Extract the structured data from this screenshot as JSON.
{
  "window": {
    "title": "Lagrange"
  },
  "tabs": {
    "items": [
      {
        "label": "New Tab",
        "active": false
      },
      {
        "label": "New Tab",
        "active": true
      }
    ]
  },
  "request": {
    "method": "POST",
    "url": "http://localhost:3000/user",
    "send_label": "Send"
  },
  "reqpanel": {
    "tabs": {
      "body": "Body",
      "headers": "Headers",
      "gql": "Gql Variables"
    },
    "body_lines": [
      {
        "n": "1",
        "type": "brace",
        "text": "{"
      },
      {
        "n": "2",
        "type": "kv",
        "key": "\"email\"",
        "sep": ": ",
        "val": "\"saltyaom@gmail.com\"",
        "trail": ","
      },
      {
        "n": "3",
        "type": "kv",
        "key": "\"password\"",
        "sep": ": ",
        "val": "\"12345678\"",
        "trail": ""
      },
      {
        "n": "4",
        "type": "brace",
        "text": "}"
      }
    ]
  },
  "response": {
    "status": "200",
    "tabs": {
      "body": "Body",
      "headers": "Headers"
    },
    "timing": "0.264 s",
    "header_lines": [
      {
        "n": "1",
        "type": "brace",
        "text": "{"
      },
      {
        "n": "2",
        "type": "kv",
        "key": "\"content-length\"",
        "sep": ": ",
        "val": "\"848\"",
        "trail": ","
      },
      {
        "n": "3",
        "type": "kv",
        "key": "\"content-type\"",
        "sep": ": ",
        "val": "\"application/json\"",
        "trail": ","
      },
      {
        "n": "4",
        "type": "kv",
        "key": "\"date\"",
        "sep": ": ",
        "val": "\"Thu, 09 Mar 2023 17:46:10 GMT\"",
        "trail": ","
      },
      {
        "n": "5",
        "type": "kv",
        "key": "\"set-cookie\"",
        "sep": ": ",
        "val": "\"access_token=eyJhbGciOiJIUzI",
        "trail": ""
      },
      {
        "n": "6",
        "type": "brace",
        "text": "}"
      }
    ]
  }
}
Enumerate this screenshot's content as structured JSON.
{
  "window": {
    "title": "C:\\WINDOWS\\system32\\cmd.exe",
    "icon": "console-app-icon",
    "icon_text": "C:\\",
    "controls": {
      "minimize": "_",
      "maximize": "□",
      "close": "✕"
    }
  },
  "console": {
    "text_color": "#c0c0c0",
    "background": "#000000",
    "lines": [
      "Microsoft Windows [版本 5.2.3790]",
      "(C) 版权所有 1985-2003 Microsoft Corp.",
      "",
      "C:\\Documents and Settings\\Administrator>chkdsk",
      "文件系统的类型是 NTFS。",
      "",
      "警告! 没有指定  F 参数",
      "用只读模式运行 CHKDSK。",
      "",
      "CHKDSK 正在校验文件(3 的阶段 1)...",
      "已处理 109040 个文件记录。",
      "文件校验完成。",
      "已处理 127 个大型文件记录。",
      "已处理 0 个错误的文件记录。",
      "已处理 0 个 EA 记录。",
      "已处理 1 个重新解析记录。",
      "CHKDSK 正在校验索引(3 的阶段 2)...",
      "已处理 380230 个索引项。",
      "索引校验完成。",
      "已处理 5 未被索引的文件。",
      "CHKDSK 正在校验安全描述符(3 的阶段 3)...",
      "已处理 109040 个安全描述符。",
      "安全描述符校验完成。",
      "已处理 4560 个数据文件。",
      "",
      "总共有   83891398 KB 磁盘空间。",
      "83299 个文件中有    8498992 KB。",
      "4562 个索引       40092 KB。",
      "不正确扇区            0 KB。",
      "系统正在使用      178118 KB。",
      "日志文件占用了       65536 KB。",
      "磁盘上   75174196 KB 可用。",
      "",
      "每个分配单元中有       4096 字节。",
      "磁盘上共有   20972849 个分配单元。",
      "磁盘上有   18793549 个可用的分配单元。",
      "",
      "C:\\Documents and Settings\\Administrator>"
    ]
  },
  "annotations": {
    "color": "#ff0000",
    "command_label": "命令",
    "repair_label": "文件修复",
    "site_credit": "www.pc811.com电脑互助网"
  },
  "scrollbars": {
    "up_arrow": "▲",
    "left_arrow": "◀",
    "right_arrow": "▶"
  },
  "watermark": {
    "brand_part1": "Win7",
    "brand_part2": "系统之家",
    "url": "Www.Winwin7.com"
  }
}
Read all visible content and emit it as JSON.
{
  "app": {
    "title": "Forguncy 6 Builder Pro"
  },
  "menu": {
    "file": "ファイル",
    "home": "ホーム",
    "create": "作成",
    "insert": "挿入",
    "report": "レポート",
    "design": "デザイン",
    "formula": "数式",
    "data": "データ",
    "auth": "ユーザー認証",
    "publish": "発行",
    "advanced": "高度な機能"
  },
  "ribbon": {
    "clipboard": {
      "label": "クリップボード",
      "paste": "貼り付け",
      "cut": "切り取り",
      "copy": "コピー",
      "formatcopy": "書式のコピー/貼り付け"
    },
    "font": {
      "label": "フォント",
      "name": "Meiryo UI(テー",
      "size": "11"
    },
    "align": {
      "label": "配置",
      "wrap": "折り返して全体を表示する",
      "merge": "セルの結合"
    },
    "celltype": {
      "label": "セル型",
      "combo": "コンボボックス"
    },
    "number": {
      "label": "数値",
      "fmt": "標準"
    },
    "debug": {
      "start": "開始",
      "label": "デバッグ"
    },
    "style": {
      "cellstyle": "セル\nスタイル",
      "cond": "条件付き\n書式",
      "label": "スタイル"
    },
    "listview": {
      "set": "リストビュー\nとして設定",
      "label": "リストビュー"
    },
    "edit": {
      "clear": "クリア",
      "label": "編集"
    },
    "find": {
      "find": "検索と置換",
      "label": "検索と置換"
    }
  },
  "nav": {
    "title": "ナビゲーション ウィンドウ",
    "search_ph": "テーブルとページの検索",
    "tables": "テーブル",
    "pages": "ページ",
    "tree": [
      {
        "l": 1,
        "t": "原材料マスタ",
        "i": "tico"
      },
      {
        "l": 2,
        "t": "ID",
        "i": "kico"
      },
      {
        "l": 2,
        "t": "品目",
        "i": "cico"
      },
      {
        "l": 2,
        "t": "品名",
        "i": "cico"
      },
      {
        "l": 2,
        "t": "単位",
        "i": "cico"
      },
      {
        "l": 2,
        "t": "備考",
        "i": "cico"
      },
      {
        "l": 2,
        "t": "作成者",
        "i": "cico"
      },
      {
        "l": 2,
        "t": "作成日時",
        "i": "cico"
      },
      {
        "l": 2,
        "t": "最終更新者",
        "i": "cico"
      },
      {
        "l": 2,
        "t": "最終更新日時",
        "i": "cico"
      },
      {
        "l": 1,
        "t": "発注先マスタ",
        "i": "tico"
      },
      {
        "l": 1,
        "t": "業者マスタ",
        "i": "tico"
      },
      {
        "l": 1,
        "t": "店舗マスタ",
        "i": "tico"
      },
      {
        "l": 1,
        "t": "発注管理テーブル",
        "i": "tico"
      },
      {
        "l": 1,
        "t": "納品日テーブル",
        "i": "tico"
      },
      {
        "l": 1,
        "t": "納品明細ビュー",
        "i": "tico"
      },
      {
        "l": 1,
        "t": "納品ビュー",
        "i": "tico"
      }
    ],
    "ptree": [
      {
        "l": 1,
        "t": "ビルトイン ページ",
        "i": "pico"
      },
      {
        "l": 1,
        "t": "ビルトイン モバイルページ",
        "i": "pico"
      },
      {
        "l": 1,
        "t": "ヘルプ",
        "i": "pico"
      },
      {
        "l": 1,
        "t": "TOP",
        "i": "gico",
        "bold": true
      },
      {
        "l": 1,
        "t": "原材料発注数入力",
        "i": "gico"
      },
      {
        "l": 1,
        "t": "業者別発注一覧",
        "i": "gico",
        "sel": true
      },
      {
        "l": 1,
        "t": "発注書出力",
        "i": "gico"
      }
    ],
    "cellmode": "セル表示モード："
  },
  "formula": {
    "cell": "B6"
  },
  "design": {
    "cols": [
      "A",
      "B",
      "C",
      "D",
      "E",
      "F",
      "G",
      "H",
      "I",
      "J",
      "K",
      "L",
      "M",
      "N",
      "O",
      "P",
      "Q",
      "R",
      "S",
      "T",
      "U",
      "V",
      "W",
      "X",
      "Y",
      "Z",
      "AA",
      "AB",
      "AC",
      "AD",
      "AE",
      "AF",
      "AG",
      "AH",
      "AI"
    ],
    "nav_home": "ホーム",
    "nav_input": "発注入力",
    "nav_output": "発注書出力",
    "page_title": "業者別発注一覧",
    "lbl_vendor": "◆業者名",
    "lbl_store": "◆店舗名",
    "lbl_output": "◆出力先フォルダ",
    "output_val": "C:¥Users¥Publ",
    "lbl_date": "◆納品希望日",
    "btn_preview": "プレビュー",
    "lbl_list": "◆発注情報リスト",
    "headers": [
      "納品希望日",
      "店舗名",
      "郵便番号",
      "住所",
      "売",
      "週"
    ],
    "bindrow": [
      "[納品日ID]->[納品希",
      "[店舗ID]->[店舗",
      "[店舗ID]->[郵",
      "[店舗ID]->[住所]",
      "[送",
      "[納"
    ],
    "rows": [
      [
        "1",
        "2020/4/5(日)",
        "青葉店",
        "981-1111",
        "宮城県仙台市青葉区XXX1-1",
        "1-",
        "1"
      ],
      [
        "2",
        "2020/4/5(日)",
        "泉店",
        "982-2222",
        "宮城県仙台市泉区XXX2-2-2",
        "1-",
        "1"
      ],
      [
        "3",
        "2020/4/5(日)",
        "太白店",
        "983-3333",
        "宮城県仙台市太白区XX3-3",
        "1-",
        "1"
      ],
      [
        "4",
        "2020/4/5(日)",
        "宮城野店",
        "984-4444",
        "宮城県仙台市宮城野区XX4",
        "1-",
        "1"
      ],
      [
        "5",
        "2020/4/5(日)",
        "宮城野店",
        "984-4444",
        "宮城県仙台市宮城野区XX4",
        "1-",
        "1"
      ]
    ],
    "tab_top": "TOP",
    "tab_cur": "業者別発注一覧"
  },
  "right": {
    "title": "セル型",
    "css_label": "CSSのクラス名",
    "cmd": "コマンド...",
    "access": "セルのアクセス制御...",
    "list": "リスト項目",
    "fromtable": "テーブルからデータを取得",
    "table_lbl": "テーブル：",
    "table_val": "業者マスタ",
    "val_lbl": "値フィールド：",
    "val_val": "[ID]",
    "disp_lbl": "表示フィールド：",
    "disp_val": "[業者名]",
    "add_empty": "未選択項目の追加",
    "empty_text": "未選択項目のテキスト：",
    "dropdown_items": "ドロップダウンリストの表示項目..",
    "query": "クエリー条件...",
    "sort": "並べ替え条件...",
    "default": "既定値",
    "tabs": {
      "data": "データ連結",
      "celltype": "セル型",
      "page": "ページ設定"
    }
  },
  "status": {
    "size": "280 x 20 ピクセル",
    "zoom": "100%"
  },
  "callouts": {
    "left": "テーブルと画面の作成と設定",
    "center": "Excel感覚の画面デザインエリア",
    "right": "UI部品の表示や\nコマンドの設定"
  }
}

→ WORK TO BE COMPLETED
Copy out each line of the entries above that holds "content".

→ RESULT FOR THIS TASK
        "key": "\"content-length\"",
        "key": "\"content-type\"",
Enumerate this screenshot's content as structured JSON.
Read all visible content and emit it as JSON.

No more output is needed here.